• Required action: Output every entry verbatim.

*** Records for the task

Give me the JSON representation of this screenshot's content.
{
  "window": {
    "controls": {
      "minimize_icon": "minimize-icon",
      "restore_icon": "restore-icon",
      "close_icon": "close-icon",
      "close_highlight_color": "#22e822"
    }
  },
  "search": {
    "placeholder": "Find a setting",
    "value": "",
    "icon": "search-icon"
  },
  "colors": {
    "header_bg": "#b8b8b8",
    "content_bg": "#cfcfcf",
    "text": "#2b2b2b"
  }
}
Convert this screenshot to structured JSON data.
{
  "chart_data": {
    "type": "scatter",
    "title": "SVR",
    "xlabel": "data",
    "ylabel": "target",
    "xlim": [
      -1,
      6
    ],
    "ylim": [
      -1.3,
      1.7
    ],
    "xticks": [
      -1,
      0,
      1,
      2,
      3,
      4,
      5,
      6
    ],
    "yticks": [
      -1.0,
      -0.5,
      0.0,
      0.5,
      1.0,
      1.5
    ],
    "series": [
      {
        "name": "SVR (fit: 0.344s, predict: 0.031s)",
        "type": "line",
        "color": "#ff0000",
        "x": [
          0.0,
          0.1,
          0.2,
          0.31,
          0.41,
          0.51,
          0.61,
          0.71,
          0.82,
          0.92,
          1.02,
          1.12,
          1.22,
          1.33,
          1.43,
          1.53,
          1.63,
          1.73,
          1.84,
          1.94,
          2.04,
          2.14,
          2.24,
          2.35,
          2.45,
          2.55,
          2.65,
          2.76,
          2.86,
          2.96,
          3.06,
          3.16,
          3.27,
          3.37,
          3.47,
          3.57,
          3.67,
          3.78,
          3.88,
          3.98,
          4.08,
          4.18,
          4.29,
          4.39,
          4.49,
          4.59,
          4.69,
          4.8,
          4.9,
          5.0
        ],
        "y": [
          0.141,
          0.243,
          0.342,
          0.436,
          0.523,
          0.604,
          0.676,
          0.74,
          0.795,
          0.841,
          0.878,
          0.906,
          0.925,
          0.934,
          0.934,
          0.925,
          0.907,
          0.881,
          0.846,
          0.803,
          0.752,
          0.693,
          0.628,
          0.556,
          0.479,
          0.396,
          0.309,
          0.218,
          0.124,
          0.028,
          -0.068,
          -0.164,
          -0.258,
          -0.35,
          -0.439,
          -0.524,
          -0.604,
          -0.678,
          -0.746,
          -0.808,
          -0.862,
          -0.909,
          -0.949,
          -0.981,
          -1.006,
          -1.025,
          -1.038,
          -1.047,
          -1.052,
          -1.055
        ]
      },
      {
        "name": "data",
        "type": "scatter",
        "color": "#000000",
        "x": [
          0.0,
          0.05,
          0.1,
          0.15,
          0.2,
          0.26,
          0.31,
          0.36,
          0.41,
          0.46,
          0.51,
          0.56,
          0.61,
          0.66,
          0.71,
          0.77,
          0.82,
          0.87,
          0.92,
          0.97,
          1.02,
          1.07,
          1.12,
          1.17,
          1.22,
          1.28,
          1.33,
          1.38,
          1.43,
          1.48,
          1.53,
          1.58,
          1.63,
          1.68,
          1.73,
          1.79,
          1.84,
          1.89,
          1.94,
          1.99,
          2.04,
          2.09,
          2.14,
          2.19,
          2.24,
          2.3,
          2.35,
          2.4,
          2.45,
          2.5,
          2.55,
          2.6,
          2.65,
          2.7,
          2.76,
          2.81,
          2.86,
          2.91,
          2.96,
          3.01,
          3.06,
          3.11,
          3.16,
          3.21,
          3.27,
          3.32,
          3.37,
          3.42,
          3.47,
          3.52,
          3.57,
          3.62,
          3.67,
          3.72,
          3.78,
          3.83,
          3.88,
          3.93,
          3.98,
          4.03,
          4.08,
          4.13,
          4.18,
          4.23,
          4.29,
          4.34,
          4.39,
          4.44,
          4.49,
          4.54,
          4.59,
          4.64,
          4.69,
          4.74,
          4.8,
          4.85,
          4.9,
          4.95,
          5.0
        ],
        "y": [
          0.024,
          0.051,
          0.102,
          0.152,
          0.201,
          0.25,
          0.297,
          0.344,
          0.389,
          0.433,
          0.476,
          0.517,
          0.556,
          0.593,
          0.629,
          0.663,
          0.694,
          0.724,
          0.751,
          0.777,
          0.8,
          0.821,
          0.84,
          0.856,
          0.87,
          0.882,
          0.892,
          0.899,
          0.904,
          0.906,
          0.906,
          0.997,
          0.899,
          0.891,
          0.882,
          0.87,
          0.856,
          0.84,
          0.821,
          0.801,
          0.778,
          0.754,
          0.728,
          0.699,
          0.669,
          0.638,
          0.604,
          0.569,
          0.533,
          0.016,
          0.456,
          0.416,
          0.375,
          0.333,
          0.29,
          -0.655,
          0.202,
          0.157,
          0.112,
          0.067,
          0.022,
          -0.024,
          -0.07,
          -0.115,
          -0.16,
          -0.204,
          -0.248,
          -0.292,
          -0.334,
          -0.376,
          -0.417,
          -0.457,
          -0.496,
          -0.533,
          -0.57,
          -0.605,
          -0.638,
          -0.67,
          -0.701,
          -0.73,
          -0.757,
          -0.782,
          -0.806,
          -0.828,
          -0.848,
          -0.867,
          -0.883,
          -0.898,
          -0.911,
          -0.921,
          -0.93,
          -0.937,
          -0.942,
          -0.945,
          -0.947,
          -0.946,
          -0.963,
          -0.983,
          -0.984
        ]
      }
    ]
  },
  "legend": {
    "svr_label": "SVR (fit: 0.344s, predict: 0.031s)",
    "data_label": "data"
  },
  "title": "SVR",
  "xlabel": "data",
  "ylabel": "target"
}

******

• Reply to the exercise:
Give me the JSON representation of this screenshot's content.
{
  "window": {
    "controls": {
      "minimize_icon": "minimize-icon",
      "restore_icon": "restore-icon",
      "close_icon": "close-icon",
      "close_highlight_color": "#22e822"
    }
  },
  "search": {
    "placeholder": "Find a setting",
    "value": "",
    "icon": "search-icon"
  },
  "colors": {
    "header_bg": "#b8b8b8",
    "content_bg": "#cfcfcf",
    "text": "#2b2b2b"
  }
}
Convert this screenshot to structured JSON data.
{
  "chart_data": {
    "type": "scatter",
    "title": "SVR",
    "xlabel": "data",
    "ylabel": "target",
    "xlim": [
      -1,
      6
    ],
    "ylim": [
      -1.3,
      1.7
    ],
    "xticks": [
      -1,
      0,
      1,
      2,
      3,
      4,
      5,
      6
    ],
    "yticks": [
      -1.0,
      -0.5,
      0.0,
      0.5,
      1.0,
      1.5
    ],
    "series": [
      {
        "name": "SVR (fit: 0.344s, predict: 0.031s)",
        "type": "line",
        "color": "#ff0000",
        "x": [
          0.0,
          0.1,
          0.2,
          0.31,
          0.41,
          0.51,
          0.61,
          0.71,
          0.82,
          0.92,
          1.02,
          1.12,
          1.22,
          1.33,
          1.43,
          1.53,
          1.63,
          1.73,
          1.84,
          1.94,
          2.04,
          2.14,
          2.24,
          2.35,
          2.45,
          2.55,
          2.65,
          2.76,
          2.86,
          2.96,
          3.06,
          3.16,
          3.27,
          3.37,
          3.47,
          3.57,
          3.67,
          3.78,
          3.88,
          3.98,
          4.08,
          4.18,
          4.29,
          4.39,
          4.49,
          4.59,
          4.69,
          4.8,
          4.9,
          5.0
        ],
        "y": [
          0.141,
          0.243,
          0.342,
          0.436,
          0.523,
          0.604,
          0.676,
          0.74,
          0.795,
          0.841,
          0.878,
          0.906,
          0.925,
          0.934,
          0.934,
          0.925,
          0.907,
          0.881,
          0.846,
          0.803,
          0.752,
          0.693,
          0.628,
          0.556,
          0.479,
          0.396,
          0.309,
          0.218,
          0.124,
          0.028,
          -0.068,
          -0.164,
          -0.258,
          -0.35,
          -0.439,
          -0.524,
          -0.604,
          -0.678,
          -0.746,
          -0.808,
          -0.862,
          -0.909,
          -0.949,
          -0.981,
          -1.006,
          -1.025,
          -1.038,
          -1.047,
          -1.052,
          -1.055
        ]
      },
      {
        "name": "data",
        "type": "scatter",
        "color": "#000000",
        "x": [
          0.0,
          0.05,
          0.1,
          0.15,
          0.2,
          0.26,
          0.31,
          0.36,
          0.41,
          0.46,
          0.51,
          0.56,
          0.61,
          0.66,
          0.71,
          0.77,
          0.82,
          0.87,
          0.92,
          0.97,
          1.02,
          1.07,
          1.12,
          1.17,
          1.22,
          1.28,
          1.33,
          1.38,
          1.43,
          1.48,
          1.53,
          1.58,
          1.63,
          1.68,
          1.73,
          1.79,
          1.84,
          1.89,
          1.94,
          1.99,
          2.04,
          2.09,
          2.14,
          2.19,
          2.24,
          2.3,
          2.35,
          2.4,
          2.45,
          2.5,
          2.55,
          2.6,
          2.65,
          2.7,
          2.76,
          2.81,
          2.86,
          2.91,
          2.96,
          3.01,
          3.06,
          3.11,
          3.16,
          3.21,
          3.27,
          3.32,
          3.37,
          3.42,
          3.47,
          3.52,
          3.57,
          3.62,
          3.67,
          3.72,
          3.78,
          3.83,
          3.88,
          3.93,
          3.98,
          4.03,
          4.08,
          4.13,
          4.18,
          4.23,
          4.29,
          4.34,
          4.39,
          4.44,
          4.49,
          4.54,
          4.59,
          4.64,
          4.69,
          4.74,
          4.8,
          4.85,
          4.9,
          4.95,
          5.0
        ],
        "y": [
          0.024,
          0.051,
          0.102,
          0.152,
          0.201,
          0.25,
          0.297,
          0.344,
          0.389,
          0.433,
          0.476,
          0.517,
          0.556,
          0.593,
          0.629,
          0.663,
          0.694,
          0.724,
          0.751,
          0.777,
          0.8,
          0.821,
          0.84,
          0.856,
          0.87,
          0.882,
          0.892,
          0.899,
          0.904,
          0.906,
          0.906,
          0.997,
          0.899,
          0.891,
          0.882,
          0.87,
          0.856,
          0.84,
          0.821,
          0.801,
          0.778,
          0.754,
          0.728,
          0.699,
          0.669,
          0.638,
          0.604,
          0.569,
          0.533,
          0.016,
          0.456,
          0.416,
          0.375,
          0.333,
          0.29,
          -0.655,
          0.202,
          0.157,
          0.112,
          0.067,
          0.022,
          -0.024,
          -0.07,
          -0.115,
          -0.16,
          -0.204,
          -0.248,
          -0.292,
          -0.334,
          -0.376,
          -0.417,
          -0.457,
          -0.496,
          -0.533,
          -0.57,
          -0.605,
          -0.638,
          -0.67,
          -0.701,
          -0.73,
          -0.757,
          -0.782,
          -0.806,
          -0.828,
          -0.848,
          -0.867,
          -0.883,
          -0.898,
          -0.911,
          -0.921,
          -0.93,
          -0.937,
          -0.942,
          -0.945,
          -0.947,
          -0.946,
          -0.963,
          -0.983,
          -0.984
        ]
      }
    ]
  },
  "legend": {
    "svr_label": "SVR (fit: 0.344s, predict: 0.031s)",
    "data_label": "data"
  },
  "title": "SVR",
  "xlabel": "data",
  "ylabel": "target"
}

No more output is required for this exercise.